What Are You Teaching Your Child by Being Inconsistent?
As a parent, it’s important to be as consistent as possible to create a healthy living environment for you and your family. Of course, no plan is perfect, so occasional deviation is certainly permitted. Problems occur when inconsistency becomes more commonplace.
Being inconsistent affects your child in several ways. Also, it teaches him (or her) that inconsistency is perfectly acceptable. This is something that you definitely don’t want to happen. Continue reading to learn more about how children can be affected when there is inconsistency in their lives.
Anxiety and Fear
Many children who don’t have parental consistency at home find themselves dealing with high levels of anxiety and fear. Much of it comes from not knowing the consequences of doing something wrong. Inconsistent rules are like a mystery. A child might expect a particular consequence for one of his actions. When the resulting consequences aren’t as expected, this generally causes anxiety and confusion.
Rebellious behavior is the result of many things. One of those things is ambivalence. When a parent doesn’t follow through on things or frequently breaks promises, this can result in rebellion. In turn, resistance often leads to parental rejection, and the need for a child to get attention by exhibiting risky behavior as a means to convey feelings of anger and discontent.

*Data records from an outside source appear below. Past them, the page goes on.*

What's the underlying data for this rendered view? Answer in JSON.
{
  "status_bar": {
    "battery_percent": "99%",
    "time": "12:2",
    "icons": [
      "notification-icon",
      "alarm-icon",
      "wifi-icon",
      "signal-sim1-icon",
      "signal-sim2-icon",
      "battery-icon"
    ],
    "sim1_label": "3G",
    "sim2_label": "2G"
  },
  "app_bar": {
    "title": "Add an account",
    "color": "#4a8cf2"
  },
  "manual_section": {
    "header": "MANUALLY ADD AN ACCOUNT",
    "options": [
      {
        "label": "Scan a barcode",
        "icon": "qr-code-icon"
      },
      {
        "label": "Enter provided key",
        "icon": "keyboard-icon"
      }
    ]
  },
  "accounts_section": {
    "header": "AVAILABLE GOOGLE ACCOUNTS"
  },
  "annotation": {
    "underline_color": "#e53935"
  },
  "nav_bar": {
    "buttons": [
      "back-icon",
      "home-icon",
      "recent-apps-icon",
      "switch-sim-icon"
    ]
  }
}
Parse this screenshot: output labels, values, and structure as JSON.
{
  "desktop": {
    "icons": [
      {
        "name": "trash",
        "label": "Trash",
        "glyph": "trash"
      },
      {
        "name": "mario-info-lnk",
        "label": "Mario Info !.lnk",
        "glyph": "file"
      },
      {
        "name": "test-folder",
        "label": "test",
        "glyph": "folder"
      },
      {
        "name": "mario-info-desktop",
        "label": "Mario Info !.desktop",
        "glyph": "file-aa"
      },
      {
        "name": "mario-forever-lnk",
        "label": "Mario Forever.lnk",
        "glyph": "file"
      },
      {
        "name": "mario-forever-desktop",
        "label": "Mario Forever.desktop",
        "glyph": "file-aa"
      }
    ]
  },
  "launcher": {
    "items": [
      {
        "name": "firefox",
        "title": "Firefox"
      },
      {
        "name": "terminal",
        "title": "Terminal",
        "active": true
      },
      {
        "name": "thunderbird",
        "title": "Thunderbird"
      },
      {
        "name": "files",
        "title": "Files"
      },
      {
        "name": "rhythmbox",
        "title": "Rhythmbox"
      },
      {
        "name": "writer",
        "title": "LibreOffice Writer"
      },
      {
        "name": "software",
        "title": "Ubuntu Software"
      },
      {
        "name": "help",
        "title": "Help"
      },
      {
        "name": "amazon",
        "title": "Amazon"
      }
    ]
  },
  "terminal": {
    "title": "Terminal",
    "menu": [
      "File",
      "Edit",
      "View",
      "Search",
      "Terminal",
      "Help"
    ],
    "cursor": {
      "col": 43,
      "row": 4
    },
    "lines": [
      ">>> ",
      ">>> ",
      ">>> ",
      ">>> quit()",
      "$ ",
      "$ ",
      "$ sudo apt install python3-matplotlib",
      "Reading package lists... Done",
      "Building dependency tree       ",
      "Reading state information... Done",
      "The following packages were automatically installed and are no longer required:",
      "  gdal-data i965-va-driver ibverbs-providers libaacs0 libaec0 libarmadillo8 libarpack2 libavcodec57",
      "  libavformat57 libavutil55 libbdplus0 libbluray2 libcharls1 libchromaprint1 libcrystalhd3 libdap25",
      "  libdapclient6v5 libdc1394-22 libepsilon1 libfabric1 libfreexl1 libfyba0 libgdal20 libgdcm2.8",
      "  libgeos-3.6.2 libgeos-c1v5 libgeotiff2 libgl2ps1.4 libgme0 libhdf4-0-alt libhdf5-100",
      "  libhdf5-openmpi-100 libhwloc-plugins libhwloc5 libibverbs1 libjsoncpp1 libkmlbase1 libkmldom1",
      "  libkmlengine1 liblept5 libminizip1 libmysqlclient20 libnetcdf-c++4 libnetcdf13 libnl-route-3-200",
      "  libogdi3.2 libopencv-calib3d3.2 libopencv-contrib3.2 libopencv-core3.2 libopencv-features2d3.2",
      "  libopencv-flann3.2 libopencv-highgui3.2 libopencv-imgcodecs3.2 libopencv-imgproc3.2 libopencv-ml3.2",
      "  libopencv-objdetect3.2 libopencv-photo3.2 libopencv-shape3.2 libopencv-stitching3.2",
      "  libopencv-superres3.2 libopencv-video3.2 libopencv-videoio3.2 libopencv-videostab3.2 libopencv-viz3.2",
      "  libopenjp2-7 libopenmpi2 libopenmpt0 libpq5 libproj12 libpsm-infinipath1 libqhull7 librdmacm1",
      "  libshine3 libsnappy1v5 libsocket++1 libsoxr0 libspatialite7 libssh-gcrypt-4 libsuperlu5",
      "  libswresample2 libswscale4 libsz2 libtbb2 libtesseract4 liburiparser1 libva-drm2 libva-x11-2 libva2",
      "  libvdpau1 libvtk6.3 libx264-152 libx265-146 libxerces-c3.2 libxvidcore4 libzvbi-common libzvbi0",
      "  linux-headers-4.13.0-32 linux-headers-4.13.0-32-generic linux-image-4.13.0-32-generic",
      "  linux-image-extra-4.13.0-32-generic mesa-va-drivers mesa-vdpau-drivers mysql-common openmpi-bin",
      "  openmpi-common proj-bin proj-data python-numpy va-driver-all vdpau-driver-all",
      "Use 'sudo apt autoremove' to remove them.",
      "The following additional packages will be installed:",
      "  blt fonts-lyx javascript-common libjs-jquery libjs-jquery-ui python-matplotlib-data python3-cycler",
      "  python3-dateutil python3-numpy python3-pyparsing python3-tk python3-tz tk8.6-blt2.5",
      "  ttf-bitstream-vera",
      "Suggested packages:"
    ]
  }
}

Did you know that being inconsistent sometimes causes a role reversal between parent and child? It’s true! In this situation, the child typically sacrifices his or her own needs and effort to care for the emotional needs of the parent and other siblings, if applicable.
It is not uncommon for children in this setting to nurture parents. The reasoning behind this is to bond with the parent to gain trust and try to settle into an otherwise absent routine.
Insecurity and Confusion
In a home that lacks consistency, a child’s insecurity and confusion surfaces at a very early age. Lack of security in a child’s daily routine can be detrimental. It’s not uncommon for children like this to wonder if their parents will give them emotional support during troubling times.
Even things like mealtime and bedtime can get confusing in a household that has no real schedule. One night dinner may be served at 5 pm and the next night at 8 pm. Children need structure to thrive. Inconsistency and structure go together like oil and water. They don’t mix.
It’s worth mentioning that everyone, adults and children alike, receives inconsistent messages all of the time. The good news is that experts tell us that the human brain is meant to handle complexity. This means that many children do a better job of sorting out these somewhat fuzzy messages better than some people think.
Now that you’ve read the above, you may want to make a few changes. If so, remember that there’s no reason to panic. You probably won’t need to overhaul your parenting methods completely. Depending on your situation, a few “consistency tweaks” will likely be all it takes. Not only will the future be better for your child, but it’ll also be less stressful for you as well.